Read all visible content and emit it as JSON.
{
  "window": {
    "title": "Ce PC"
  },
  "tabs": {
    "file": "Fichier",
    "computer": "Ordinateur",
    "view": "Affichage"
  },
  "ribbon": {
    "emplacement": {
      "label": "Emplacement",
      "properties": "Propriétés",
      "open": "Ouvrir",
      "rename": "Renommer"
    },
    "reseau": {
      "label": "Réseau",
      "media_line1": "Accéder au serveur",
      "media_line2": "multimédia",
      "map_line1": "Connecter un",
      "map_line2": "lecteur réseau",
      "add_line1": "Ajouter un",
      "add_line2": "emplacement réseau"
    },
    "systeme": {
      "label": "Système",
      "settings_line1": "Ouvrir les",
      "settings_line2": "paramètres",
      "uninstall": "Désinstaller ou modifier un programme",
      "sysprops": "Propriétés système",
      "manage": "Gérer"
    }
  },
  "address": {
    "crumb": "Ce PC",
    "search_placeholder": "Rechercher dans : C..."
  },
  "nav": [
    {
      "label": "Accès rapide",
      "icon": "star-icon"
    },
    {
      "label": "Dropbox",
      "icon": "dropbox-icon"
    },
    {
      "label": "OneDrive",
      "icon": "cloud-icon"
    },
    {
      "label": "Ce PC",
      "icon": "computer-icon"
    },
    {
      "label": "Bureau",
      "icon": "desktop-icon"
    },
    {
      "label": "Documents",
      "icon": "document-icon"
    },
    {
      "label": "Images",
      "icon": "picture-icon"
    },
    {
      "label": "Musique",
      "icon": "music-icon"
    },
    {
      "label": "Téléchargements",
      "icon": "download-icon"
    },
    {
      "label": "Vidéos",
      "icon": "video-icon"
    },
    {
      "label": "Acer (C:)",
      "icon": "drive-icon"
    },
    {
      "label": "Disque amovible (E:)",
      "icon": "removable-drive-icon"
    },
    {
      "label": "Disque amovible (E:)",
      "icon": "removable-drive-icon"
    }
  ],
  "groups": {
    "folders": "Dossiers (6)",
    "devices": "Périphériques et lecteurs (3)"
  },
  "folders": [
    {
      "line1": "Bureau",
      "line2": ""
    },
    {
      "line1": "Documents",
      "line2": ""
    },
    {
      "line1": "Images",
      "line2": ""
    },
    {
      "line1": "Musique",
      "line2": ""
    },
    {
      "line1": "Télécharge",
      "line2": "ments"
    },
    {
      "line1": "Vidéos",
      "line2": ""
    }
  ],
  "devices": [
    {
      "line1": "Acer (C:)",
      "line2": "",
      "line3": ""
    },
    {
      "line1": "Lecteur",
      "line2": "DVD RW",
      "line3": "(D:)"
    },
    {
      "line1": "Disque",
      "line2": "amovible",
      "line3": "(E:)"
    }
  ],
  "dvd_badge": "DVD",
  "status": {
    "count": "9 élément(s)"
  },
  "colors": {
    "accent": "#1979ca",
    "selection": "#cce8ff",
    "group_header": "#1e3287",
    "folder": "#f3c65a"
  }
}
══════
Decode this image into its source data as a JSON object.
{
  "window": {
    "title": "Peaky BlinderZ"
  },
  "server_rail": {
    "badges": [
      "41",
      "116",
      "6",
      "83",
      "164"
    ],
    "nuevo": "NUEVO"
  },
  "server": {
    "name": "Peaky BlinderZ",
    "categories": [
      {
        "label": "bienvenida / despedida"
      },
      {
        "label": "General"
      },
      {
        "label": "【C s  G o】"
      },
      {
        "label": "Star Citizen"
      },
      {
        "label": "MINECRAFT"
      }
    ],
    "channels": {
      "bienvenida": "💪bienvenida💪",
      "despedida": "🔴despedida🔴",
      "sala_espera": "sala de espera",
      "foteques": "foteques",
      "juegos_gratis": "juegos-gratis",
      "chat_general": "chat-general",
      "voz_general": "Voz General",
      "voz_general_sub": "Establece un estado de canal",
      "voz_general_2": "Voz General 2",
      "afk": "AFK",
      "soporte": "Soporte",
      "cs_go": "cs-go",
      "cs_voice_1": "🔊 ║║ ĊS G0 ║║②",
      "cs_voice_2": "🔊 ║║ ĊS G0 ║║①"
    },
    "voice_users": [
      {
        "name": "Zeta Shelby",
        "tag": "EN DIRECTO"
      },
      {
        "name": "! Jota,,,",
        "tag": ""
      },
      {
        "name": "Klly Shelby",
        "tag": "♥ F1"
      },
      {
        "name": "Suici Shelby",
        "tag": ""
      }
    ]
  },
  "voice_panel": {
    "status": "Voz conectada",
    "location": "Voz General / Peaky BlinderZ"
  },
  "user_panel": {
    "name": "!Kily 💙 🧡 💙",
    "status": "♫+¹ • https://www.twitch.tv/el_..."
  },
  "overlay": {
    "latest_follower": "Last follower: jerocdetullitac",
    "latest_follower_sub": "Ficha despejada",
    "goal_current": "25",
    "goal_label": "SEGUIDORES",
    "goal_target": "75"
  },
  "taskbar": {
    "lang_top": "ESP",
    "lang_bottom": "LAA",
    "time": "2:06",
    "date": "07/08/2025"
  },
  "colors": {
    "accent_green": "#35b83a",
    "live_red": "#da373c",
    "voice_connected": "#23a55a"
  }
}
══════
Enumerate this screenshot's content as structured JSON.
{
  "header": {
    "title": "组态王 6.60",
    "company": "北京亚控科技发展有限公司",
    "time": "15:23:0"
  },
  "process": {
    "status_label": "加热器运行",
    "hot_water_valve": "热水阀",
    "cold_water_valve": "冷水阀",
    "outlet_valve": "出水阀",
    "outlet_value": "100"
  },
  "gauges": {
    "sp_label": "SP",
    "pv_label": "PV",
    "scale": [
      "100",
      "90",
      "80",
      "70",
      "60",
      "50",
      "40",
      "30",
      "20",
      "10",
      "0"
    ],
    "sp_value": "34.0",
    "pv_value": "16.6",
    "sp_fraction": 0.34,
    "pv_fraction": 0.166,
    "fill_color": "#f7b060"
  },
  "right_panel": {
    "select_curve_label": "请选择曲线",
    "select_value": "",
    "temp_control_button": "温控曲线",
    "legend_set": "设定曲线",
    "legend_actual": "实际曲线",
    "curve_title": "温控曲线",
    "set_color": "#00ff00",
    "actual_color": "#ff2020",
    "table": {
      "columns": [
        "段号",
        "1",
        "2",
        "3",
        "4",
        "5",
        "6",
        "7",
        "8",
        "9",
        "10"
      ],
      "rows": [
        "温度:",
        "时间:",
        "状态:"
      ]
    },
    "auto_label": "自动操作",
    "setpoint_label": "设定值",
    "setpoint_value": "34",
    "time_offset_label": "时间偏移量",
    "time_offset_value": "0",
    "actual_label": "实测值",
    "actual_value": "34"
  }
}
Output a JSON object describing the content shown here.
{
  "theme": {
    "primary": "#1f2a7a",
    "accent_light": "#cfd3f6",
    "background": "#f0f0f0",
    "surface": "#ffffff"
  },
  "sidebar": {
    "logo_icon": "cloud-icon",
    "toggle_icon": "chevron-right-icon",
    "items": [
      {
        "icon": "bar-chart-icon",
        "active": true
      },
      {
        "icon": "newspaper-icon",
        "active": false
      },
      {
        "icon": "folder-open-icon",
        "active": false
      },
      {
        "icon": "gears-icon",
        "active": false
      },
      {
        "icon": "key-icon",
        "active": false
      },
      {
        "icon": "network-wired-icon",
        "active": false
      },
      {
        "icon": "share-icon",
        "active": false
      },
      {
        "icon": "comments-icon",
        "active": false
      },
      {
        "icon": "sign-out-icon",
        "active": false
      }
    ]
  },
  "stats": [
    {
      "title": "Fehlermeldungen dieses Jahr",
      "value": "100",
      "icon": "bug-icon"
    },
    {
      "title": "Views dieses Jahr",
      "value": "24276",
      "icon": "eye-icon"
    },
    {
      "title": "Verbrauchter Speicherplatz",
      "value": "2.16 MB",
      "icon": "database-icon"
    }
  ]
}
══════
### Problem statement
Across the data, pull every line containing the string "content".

### Solution to the exercise
Read all visible content and emit it as JSON.
Enumerate this screenshot's content as structured JSON.
Output a JSON object describing the content shown here.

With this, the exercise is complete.